Information supplied below:

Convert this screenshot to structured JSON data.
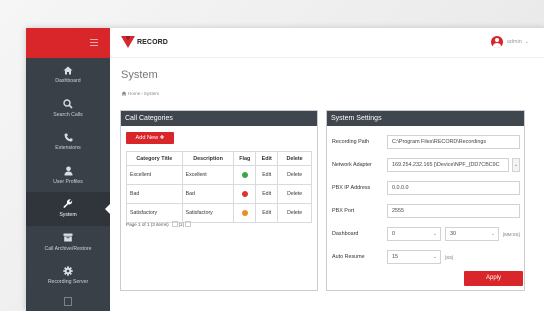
{
  "brand": {
    "name": "RECORD"
  },
  "header": {
    "user": "admin"
  },
  "nav": [
    {
      "label": "Dashboard",
      "icon": "home-icon"
    },
    {
      "label": "Search Calls",
      "icon": "search-icon"
    },
    {
      "label": "Extensions",
      "icon": "phone-icon"
    },
    {
      "label": "User Profiles",
      "icon": "user-icon"
    },
    {
      "label": "System",
      "icon": "wrench-icon"
    },
    {
      "label": "Call Archive/Restore",
      "icon": "archive-icon"
    },
    {
      "label": "Recording Server",
      "icon": "gear-icon"
    }
  ],
  "page": {
    "title": "System",
    "breadcrumb": [
      "Home",
      "System"
    ]
  },
  "categories": {
    "title": "Call Categories",
    "add_label": "Add New",
    "columns": [
      "Category Title",
      "Description",
      "Flag",
      "Edit",
      "Delete"
    ],
    "rows": [
      {
        "title": "Excellent",
        "description": "Excellent",
        "flag_color": "#3aa64a",
        "edit": "Edit",
        "delete": "Delete"
      },
      {
        "title": "Bad",
        "description": "Bad",
        "flag_color": "#e0322f",
        "edit": "Edit",
        "delete": "Delete"
      },
      {
        "title": "Satisfactory",
        "description": "Satisfactory",
        "flag_color": "#f08a24",
        "edit": "Edit",
        "delete": "Delete"
      }
    ],
    "pager": "Page 1 of 1 (3 items)",
    "pager_current": "[1]"
  },
  "settings": {
    "title": "System Settings",
    "recording_path_label": "Recording Path",
    "recording_path": "C:\\Program Files\\RECORD\\Recordings",
    "network_adapter_label": "Network Adapter",
    "network_adapter": "169.254.232.165 [\\Device\\NPF_{DD7CBC9C",
    "pbx_ip_label": "PBX IP Address",
    "pbx_ip": "0.0.0.0",
    "pbx_port_label": "PBX Port",
    "pbx_port": "2555",
    "dashboard_label": "Dashboard",
    "dashboard_min": "0",
    "dashboard_sec": "30",
    "dashboard_unit": "[MM:SS]",
    "auto_resume_label": "Auto Resume",
    "auto_resume": "15",
    "auto_resume_unit": "[SS]",
    "apply_label": "Apply"
  },
  "colors": {
    "accent": "#d9262b",
    "sidebar": "#3a4047",
    "panel_header": "#3f464d"
  }
}
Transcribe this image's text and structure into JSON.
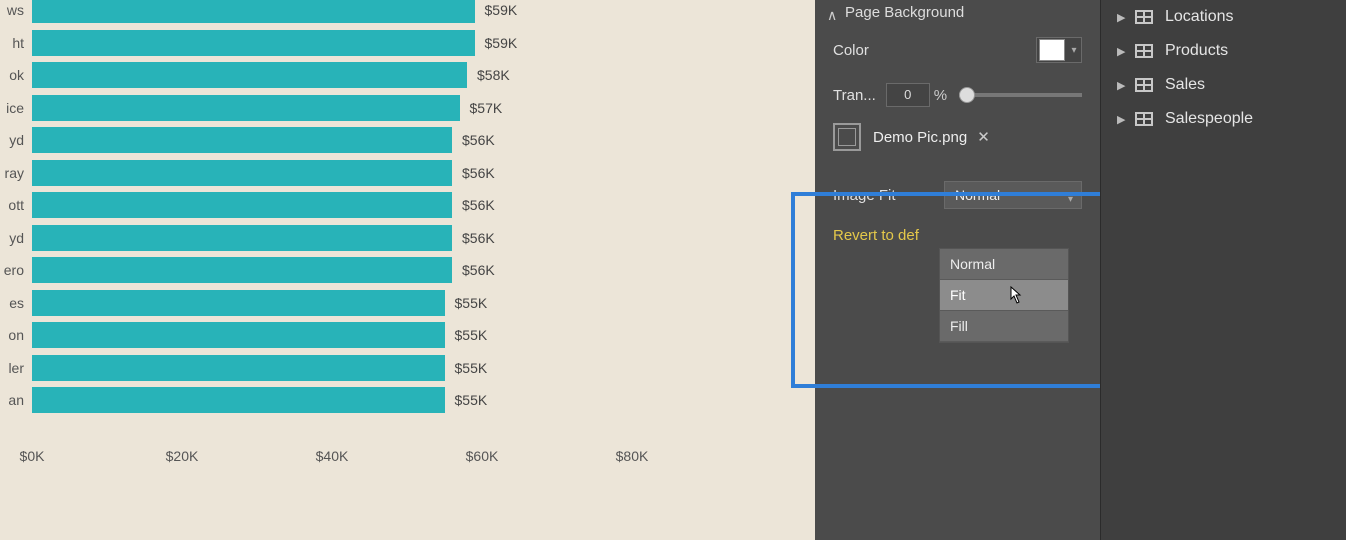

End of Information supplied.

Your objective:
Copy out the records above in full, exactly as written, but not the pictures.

Written response:
Convert this screenshot to structured JSON data.
{
  "brand": {
    "name": "RECORD"
  },
  "header": {
    "user": "admin"
  },
  "nav": [
    {
      "label": "Dashboard",
      "icon": "home-icon"
    },
    {
      "label": "Search Calls",
      "icon": "search-icon"
    },
    {
      "label": "Extensions",
      "icon": "phone-icon"
    },
    {
      "label": "User Profiles",
      "icon": "user-icon"
    },
    {
      "label": "System",
      "icon": "wrench-icon"
    },
    {
      "label": "Call Archive/Restore",
      "icon": "archive-icon"
    },
    {
      "label": "Recording Server",
      "icon": "gear-icon"
    }
  ],
  "page": {
    "title": "System",
    "breadcrumb": [
      "Home",
      "System"
    ]
  },
  "categories": {
    "title": "Call Categories",
    "add_label": "Add New",
    "columns": [
      "Category Title",
      "Description",
      "Flag",
      "Edit",
      "Delete"
    ],
    "rows": [
      {
        "title": "Excellent",
        "description": "Excellent",
        "flag_color": "#3aa64a",
        "edit": "Edit",
        "delete": "Delete"
      },
      {
        "title": "Bad",
        "description": "Bad",
        "flag_color": "#e0322f",
        "edit": "Edit",
        "delete": "Delete"
      },
      {
        "title": "Satisfactory",
        "description": "Satisfactory",
        "flag_color": "#f08a24",
        "edit": "Edit",
        "delete": "Delete"
      }
    ],
    "pager": "Page 1 of 1 (3 items)",
    "pager_current": "[1]"
  },
  "settings": {
    "title": "System Settings",
    "recording_path_label": "Recording Path",
    "recording_path": "C:\\Program Files\\RECORD\\Recordings",
    "network_adapter_label": "Network Adapter",
    "network_adapter": "169.254.232.165 [\\Device\\NPF_{DD7CBC9C",
    "pbx_ip_label": "PBX IP Address",
    "pbx_ip": "0.0.0.0",
    "pbx_port_label": "PBX Port",
    "pbx_port": "2555",
    "dashboard_label": "Dashboard",
    "dashboard_min": "0",
    "dashboard_sec": "30",
    "dashboard_unit": "[MM:SS]",
    "auto_resume_label": "Auto Resume",
    "auto_resume": "15",
    "auto_resume_unit": "[SS]",
    "apply_label": "Apply"
  },
  "colors": {
    "accent": "#d9262b",
    "sidebar": "#3a4047",
    "panel_header": "#3f464d"
  }
}
Transcribe this image's text and structure into JSON.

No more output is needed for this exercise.